Tick expert Dr. Thomas Mather and Equip-4-Ticks Resource Center have compiled helpful tips on conducting a proper tick check on yourself, your kids, and your pets.
“The most important thing to think about when you’re doing a tick check is that you need to check the lower extremities first and then move up.”
– Dr. Thomas Mather
Perform tick checks on yourself and your kids from the ground up
After spending time in a tick habitat, it’s important to do a thorough tick check. While many recommend checking from head to toe, Dr. Mather recommends checking from the lower part of your body first and then moving up because that’s how ticks move, from the ground up.
Places to check for ticks:
- Between toes
- Behind knees
- In the groin area
- Around waistline
- In the belly button
- Inside elbow joints and armpits
- In and around the ear
- Around the hairline

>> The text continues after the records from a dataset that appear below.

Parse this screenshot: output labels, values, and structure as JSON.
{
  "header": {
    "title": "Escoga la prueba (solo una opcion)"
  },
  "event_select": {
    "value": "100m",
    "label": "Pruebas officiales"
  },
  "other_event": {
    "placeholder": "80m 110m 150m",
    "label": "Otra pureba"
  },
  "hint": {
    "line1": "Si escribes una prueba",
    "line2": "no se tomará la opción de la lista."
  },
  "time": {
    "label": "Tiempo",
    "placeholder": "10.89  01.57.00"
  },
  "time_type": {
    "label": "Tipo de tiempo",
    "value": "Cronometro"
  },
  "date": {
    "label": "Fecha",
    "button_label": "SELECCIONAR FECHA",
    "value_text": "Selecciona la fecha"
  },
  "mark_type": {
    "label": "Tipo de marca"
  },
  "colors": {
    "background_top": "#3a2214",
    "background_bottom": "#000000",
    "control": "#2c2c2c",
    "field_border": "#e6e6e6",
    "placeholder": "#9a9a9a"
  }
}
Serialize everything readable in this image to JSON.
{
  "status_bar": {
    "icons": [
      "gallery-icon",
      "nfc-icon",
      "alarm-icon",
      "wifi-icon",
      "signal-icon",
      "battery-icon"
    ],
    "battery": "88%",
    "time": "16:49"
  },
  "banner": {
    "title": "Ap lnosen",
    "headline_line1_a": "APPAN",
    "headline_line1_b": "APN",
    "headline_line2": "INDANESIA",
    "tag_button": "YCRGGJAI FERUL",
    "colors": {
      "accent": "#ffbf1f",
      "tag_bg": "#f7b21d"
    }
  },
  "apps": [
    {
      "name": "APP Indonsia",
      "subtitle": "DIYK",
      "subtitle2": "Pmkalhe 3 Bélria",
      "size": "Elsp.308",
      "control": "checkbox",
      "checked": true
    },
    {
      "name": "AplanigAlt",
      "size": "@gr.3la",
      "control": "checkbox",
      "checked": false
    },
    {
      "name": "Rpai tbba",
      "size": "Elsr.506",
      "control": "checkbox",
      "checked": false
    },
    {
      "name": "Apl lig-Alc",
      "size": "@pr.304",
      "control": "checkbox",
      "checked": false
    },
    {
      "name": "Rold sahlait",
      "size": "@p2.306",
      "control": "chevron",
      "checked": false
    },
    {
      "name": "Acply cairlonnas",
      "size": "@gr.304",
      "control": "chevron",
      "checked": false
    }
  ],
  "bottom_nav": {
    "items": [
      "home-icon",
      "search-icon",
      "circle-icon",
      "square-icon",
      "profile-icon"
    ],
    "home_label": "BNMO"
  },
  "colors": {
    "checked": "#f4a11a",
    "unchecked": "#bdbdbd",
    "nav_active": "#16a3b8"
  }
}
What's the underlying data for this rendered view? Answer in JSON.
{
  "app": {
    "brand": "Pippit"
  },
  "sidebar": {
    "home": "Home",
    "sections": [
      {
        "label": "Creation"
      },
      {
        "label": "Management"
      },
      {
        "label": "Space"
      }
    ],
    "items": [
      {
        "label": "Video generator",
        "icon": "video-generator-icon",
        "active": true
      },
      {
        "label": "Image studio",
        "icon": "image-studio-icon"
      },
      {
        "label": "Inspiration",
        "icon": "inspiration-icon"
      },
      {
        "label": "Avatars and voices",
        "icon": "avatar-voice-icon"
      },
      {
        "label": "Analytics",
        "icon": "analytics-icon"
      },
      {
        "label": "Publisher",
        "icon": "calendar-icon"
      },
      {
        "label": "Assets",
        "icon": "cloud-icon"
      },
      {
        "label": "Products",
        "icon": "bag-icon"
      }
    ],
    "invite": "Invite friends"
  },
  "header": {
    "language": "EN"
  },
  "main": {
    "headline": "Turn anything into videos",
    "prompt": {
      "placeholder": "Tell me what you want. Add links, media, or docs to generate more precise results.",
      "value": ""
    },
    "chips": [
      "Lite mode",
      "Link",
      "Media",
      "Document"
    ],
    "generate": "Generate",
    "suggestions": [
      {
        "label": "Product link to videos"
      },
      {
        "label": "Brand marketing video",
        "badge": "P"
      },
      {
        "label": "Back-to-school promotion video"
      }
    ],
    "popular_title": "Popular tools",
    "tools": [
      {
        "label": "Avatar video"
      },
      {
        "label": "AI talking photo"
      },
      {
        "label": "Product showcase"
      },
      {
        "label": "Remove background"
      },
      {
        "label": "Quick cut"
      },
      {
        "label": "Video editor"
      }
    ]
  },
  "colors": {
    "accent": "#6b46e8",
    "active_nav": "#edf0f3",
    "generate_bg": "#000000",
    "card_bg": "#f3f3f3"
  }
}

- On the scalp
Dr. Mather notes that it’s especially important to check areas where your clothing meets, or binds closely to, your skin. Ticks will crawl to those areas and won’t be able to, or want to, go any further, and they’ll bite there.

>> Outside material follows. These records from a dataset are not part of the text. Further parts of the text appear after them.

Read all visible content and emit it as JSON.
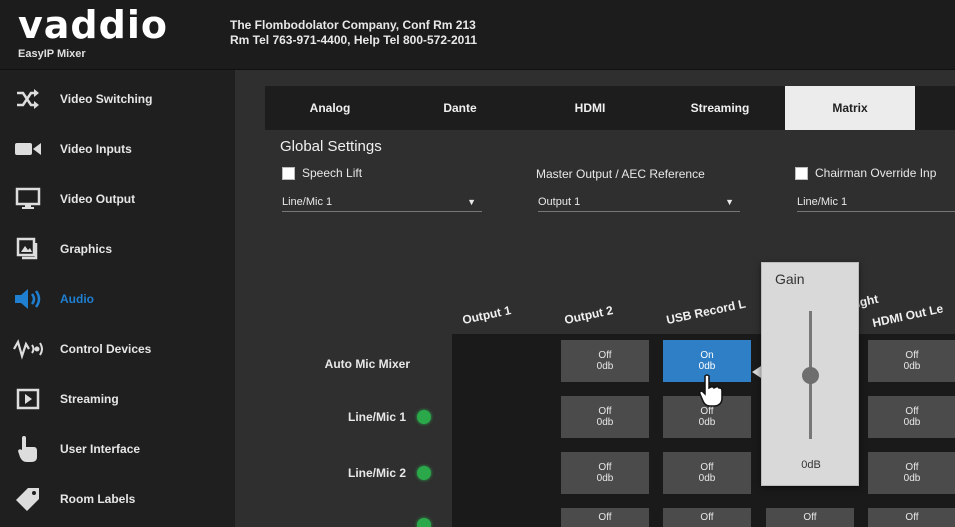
{
  "brand": {
    "logo_text": "vaddio",
    "product": "EasyIP Mixer"
  },
  "header": {
    "line1": "The Flombodolator Company, Conf Rm 213",
    "line2": "Rm Tel 763-971-4400, Help Tel 800-572-2011"
  },
  "sidebar": {
    "items": [
      {
        "label": "Video Switching",
        "icon": "shuffle-icon"
      },
      {
        "label": "Video Inputs",
        "icon": "video-camera-icon"
      },
      {
        "label": "Video Output",
        "icon": "monitor-icon"
      },
      {
        "label": "Graphics",
        "icon": "graphics-icon"
      },
      {
        "label": "Audio",
        "icon": "speaker-icon",
        "active": true
      },
      {
        "label": "Control Devices",
        "icon": "control-devices-icon"
      },
      {
        "label": "Streaming",
        "icon": "play-icon"
      },
      {
        "label": "User Interface",
        "icon": "touch-hand-icon"
      },
      {
        "label": "Room Labels",
        "icon": "tag-icon"
      }
    ]
  },
  "tabs": [
    "Analog",
    "Dante",
    "HDMI",
    "Streaming",
    "Matrix"
  ],
  "active_tab": "Matrix",
  "global_settings": {
    "title": "Global Settings",
    "speech_lift": {
      "label": "Speech Lift",
      "checked": false
    },
    "speech_lift_select": "Line/Mic 1",
    "master_output": {
      "label": "Master Output / AEC Reference",
      "value": "Output 1"
    },
    "chairman": {
      "label": "Chairman Override Inp",
      "checked": false
    },
    "chairman_select": "Line/Mic 1"
  },
  "matrix": {
    "columns": [
      "Output 1",
      "Output 2",
      "USB Record L",
      "USB Record Right",
      "HDMI Out Le"
    ],
    "partial_column_tail": "ight",
    "rows": [
      {
        "label": "Auto Mic Mixer",
        "led": false
      },
      {
        "label": "Line/Mic 1",
        "led": true
      },
      {
        "label": "Line/Mic 2",
        "led": true
      },
      {
        "label": "",
        "led": true
      }
    ],
    "cells": [
      [
        null,
        {
          "state": "Off",
          "gain": "0db"
        },
        {
          "state": "On",
          "gain": "0db",
          "on": true
        },
        null,
        {
          "state": "Off",
          "gain": "0db"
        }
      ],
      [
        null,
        {
          "state": "Off",
          "gain": "0db"
        },
        {
          "state": "Off",
          "gain": "0db"
        },
        null,
        {
          "state": "Off",
          "gain": "0db"
        }
      ],
      [
        null,
        {
          "state": "Off",
          "gain": "0db"
        },
        {
          "state": "Off",
          "gain": "0db"
        },
        null,
        {
          "state": "Off",
          "gain": "0db"
        }
      ],
      [
        null,
        {
          "state": "Off",
          "gain": ""
        },
        {
          "state": "Off",
          "gain": ""
        },
        {
          "state": "Off",
          "gain": ""
        },
        {
          "state": "Off",
          "gain": ""
        }
      ]
    ]
  },
  "gain_popup": {
    "title": "Gain",
    "value": "0dB",
    "level": 0.5
  },
  "colors": {
    "accent": "#1f7fd1",
    "led": "#2aa84a",
    "cell_on": "#2f7fc6"
  }
}
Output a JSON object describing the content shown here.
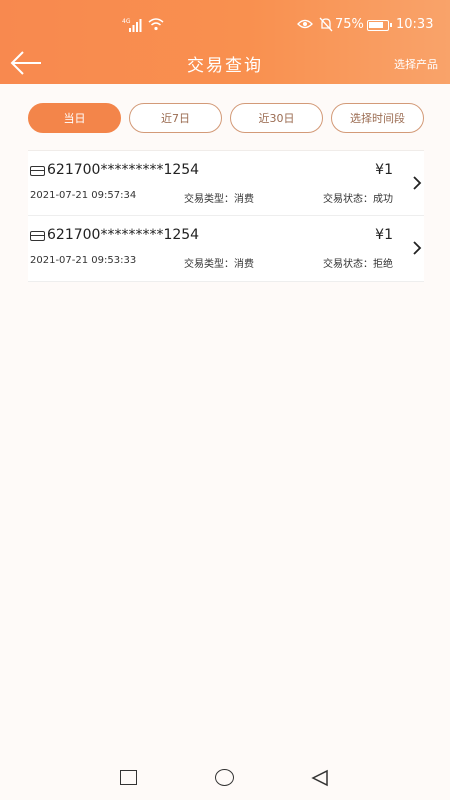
{
  "status_bar": {
    "network": "4G",
    "battery": "75%",
    "time": "10:33"
  },
  "header": {
    "title": "交易查询",
    "select_product": "选择产品"
  },
  "filters": [
    {
      "label": "当日",
      "active": true
    },
    {
      "label": "近7日",
      "active": false
    },
    {
      "label": "近30日",
      "active": false
    },
    {
      "label": "选择时间段",
      "active": false
    }
  ],
  "transactions": [
    {
      "card": "621700*********1254",
      "amount": "¥1",
      "datetime": "2021-07-21 09:57:34",
      "type": "交易类型：消费",
      "status": "交易状态：成功"
    },
    {
      "card": "621700*********1254",
      "amount": "¥1",
      "datetime": "2021-07-21 09:53:33",
      "type": "交易类型：消费",
      "status": "交易状态：拒绝"
    }
  ],
  "colors": {
    "accent": "#f3854a",
    "header_gradient_start": "#f8894f",
    "header_gradient_end": "#f9a36a"
  }
}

Do a tick check on your pets
Once you’ve finished doing a tick check on yourself, performing a tick check on your pet is also important. On a pet, the head region is the most important place to look for ticks. Ticks will also end up on other areas of dogs, or cats. Check all places where a tick could get caught up in its fur or the crease of its skin.
Places to check your pet for ticks:

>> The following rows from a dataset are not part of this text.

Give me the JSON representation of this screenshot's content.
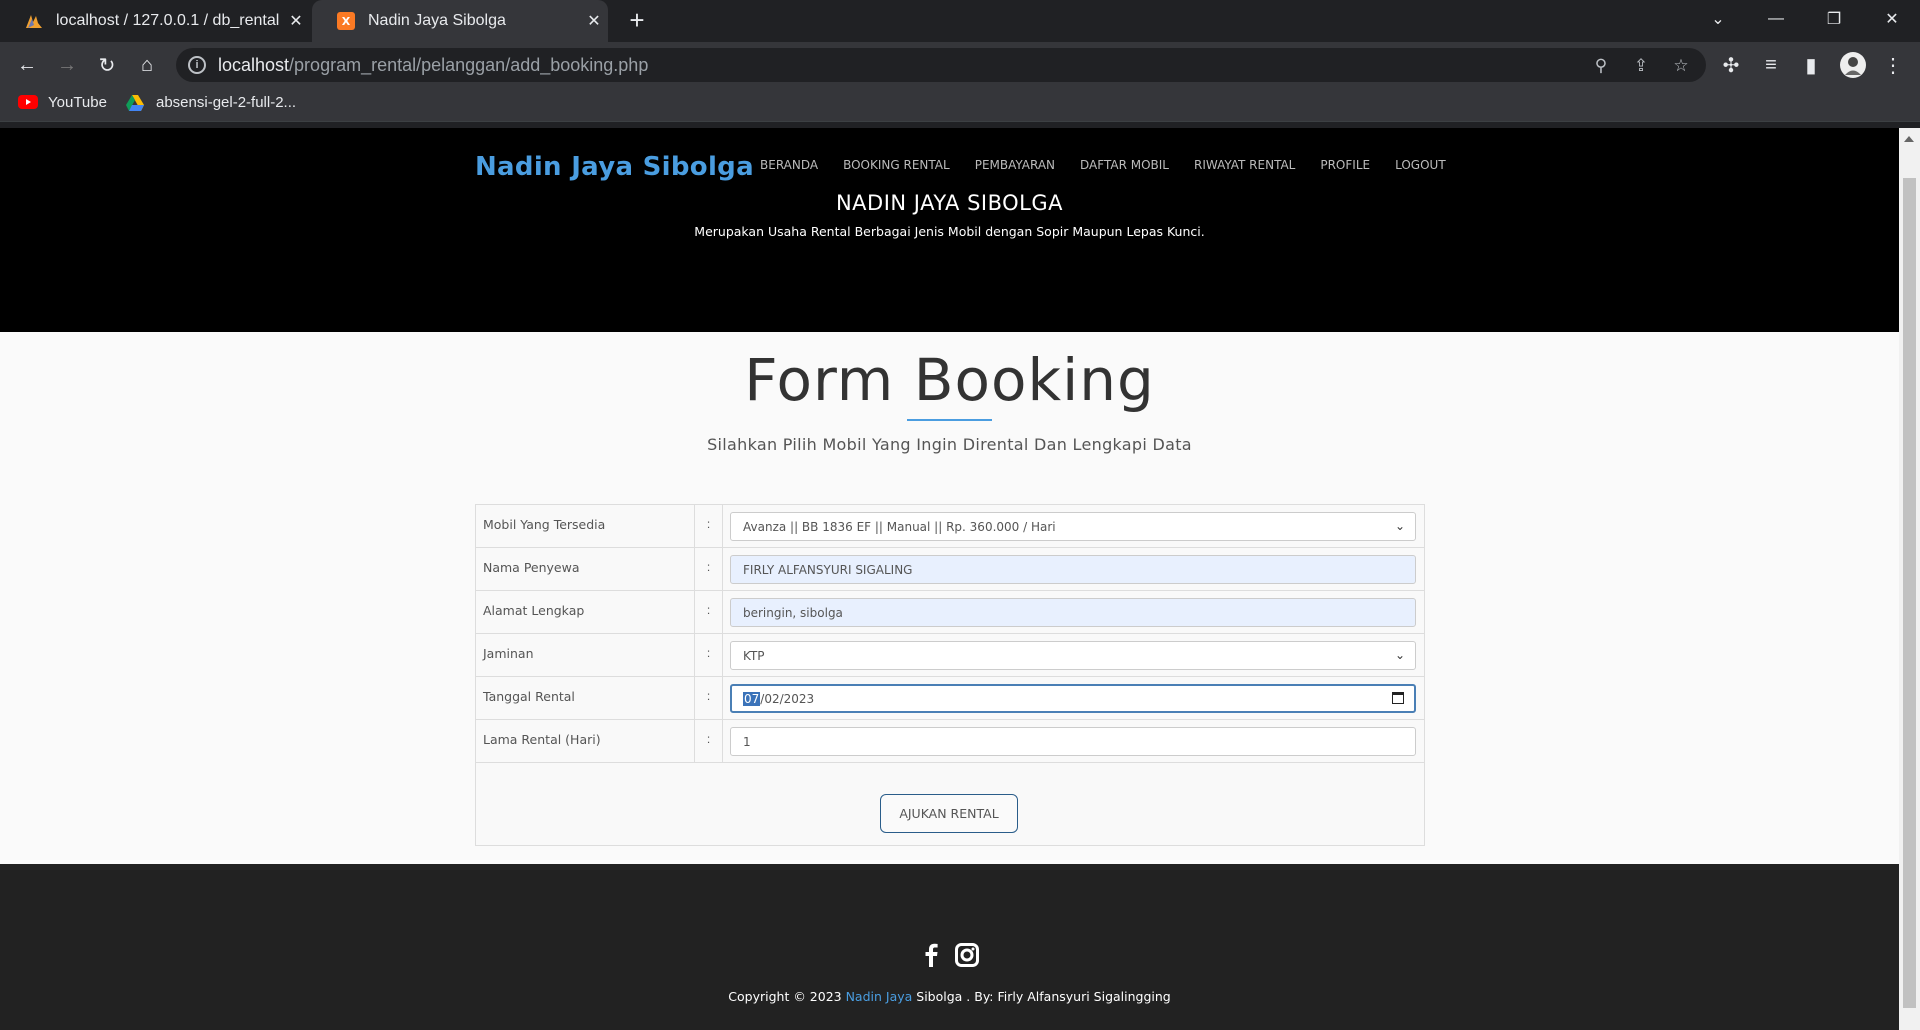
{
  "browser": {
    "tabs": [
      {
        "title": "localhost / 127.0.0.1 / db_rental /",
        "active": false
      },
      {
        "title": "Nadin Jaya Sibolga",
        "active": true
      }
    ],
    "url_host": "localhost",
    "url_path": "/program_rental/pelanggan/add_booking.php",
    "bookmarks": [
      "YouTube",
      "absensi-gel-2-full-2..."
    ]
  },
  "site": {
    "brand": "Nadin Jaya Sibolga",
    "nav": [
      "BERANDA",
      "BOOKING RENTAL",
      "PEMBAYARAN",
      "DAFTAR MOBIL",
      "RIWAYAT RENTAL",
      "PROFILE",
      "LOGOUT"
    ],
    "hero_title": "NADIN JAYA SIBOLGA",
    "hero_subtitle": "Merupakan Usaha Rental Berbagai Jenis Mobil dengan Sopir Maupun Lepas Kunci.",
    "accent_color": "#4a9de0"
  },
  "form": {
    "title": "Form Booking",
    "subtitle": "Silahkan Pilih Mobil Yang Ingin Dirental Dan Lengkapi Data",
    "rows": [
      {
        "label": "Mobil Yang Tersedia",
        "colon": ":",
        "value": "Avanza || BB 1836 EF || Manual || Rp. 360.000 / Hari",
        "type": "select"
      },
      {
        "label": "Nama Penyewa",
        "colon": ":",
        "value": "FIRLY ALFANSYURI SIGALING",
        "type": "text"
      },
      {
        "label": "Alamat Lengkap",
        "colon": ":",
        "value": "beringin, sibolga",
        "type": "text"
      },
      {
        "label": "Jaminan",
        "colon": ":",
        "value": "KTP",
        "type": "select"
      },
      {
        "label": "Tanggal Rental",
        "colon": ":",
        "value_day": "07",
        "value_rest": "/02/2023",
        "type": "date"
      },
      {
        "label": "Lama Rental (Hari)",
        "colon": ":",
        "value": "1",
        "type": "number"
      }
    ],
    "submit_label": "AJUKAN RENTAL"
  },
  "footer": {
    "copyright_prefix": "Copyright © 2023 ",
    "copyright_highlight": "Nadin Jaya",
    "copyright_suffix": " Sibolga . By: Firly Alfansyuri Sigalingging",
    "social_icons": [
      "facebook-icon",
      "instagram-icon"
    ]
  }
}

- Paws and between toes
- Between back legs
- Between front legs
- Under the collar area
- In or around the ears
- Head region
- Base of the tail
After spending time in a tick habitat, it’s important to do a thorough tick check. While many recommend checking from head to toe, it is preferable to start at the lower part of the body and then move upward, as ticks crawl from the ground up. Equip-4-Ticks outlines how to do a proper tick check, including best practices for pets.
BITTEN BY A TICK? WHAT TO DO NEXT.
Finding a tick on yourself, your family member, or your pet can be scary. While it’s vital to remove a tick as soon as possible, it is also important to ensure that you do it properly, and that you take the right steps once it’s removed. This includes storing the tick, and sending it in for testing in case it is carrying a dangerous tick-borne disease like Lyme, or a dangerous allergen like Alpha-gal.
1. Remove the tick
According to tick expert, Dr. Thomas Mather, the best strategy for removing a tick is by using fine-tipped, pointy tweezers like the ones from TickEase. By having something with a very pointy tip, you are able to get as close to the skin as possible and pull the tick out.
How to remove a tick:
- Hold tick with fine-tipped, pointy tweezers
- Get as close to the skin as possible
- Pull straight up in a slow, steady motion
2. Keep the tick in a plastic bag
After removing the tick, don’t throw it away. Instead, place it in a Ziploc bag. Most people won’t know how to identify what kind of tick it is, and if you don’t, you won’t know what kind of diseases it may be carrying.
3. Identify the tick
Next, take a clear photo of the top side of the tick, and send it to TickSpotters, where Dr. Mather and his team will identify it for you within 24 hours with the following information:
- The kind of tick it is
- How long it was attached
- And what kind of germ it likely, or even didn’t likely, transmit to you
4. Send the tick in for testing
After the tick has been identified and TickSpotters has let you know if the tick that bit you has a high chance of carrying a disease, you can choose to send in the tick to a testing facility.
It should be noted that while tick testing can be a helpful resource, it should not be used as a substitute for physician diagnosis of disease.